Data entries
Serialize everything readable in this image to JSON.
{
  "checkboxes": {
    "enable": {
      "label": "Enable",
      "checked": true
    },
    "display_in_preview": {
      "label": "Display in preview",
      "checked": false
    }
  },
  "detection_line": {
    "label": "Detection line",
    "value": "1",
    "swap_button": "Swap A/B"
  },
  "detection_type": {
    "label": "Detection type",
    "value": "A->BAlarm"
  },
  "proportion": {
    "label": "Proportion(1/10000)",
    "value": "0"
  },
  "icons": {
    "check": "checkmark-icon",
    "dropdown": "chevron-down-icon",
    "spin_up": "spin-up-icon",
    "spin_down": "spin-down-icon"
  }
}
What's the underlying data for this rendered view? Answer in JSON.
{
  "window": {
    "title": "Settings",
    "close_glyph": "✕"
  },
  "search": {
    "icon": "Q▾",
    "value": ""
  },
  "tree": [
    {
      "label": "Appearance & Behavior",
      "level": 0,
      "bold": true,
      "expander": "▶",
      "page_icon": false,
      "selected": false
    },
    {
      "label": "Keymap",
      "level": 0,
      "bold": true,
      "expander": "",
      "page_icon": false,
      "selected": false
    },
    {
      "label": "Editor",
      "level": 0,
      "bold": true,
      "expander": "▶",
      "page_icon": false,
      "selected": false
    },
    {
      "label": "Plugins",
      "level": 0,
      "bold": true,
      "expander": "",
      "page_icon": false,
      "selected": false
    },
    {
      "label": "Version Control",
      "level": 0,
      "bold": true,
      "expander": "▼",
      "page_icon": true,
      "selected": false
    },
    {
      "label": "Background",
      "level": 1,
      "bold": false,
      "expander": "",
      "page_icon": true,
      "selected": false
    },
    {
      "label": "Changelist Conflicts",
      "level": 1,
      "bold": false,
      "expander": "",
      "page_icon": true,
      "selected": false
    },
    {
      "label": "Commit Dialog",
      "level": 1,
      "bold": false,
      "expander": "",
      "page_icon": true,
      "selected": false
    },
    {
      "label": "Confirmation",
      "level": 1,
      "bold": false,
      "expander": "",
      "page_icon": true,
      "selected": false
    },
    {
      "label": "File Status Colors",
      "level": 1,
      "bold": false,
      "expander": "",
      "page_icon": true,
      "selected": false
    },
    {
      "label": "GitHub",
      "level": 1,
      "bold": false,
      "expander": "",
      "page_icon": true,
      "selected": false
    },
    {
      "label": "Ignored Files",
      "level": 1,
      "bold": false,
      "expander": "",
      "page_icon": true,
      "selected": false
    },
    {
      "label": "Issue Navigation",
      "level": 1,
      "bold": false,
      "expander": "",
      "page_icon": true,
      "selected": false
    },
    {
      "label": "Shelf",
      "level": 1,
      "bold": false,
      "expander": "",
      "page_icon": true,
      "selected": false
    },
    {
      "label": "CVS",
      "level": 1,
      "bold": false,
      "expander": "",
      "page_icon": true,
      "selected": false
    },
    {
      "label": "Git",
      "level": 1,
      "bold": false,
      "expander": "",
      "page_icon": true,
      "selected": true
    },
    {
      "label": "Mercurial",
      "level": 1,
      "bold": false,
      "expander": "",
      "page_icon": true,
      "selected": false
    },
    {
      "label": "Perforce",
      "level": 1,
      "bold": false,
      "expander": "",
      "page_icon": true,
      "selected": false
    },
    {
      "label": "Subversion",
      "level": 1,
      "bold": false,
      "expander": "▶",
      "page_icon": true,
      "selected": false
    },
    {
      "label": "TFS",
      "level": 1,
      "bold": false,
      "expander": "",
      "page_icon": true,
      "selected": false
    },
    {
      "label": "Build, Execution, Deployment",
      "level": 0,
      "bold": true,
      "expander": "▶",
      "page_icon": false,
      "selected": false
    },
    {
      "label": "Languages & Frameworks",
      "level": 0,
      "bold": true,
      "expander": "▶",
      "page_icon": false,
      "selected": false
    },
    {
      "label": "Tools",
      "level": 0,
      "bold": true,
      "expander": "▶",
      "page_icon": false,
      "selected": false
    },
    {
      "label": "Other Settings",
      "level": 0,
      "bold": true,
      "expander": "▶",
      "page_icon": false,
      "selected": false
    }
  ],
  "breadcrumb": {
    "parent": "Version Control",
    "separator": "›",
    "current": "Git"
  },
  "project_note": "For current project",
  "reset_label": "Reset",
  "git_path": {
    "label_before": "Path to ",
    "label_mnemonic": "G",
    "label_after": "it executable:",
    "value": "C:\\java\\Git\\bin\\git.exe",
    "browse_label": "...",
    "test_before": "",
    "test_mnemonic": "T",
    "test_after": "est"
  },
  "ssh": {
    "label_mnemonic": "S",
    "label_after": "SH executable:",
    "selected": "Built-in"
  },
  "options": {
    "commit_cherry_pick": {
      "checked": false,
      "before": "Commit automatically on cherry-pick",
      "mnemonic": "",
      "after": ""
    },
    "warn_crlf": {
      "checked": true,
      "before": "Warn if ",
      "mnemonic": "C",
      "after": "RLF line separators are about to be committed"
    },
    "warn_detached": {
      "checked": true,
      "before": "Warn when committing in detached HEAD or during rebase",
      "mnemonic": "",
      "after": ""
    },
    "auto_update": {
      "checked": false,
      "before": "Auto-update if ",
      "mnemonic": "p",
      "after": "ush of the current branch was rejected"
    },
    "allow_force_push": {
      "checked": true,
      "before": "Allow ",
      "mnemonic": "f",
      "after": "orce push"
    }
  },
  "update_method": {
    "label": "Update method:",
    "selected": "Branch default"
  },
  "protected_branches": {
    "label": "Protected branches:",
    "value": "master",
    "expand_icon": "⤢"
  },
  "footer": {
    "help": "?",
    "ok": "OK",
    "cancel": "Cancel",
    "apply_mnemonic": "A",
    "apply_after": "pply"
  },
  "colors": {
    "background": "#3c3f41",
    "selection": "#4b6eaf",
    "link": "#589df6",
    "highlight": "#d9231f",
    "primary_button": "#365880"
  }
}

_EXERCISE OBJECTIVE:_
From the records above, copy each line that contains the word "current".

_ANSWER TO THE EXERCISE:_
    "current": "Git"
  "project_note": "For current project",
      "after": "ush of the current branch was rejected"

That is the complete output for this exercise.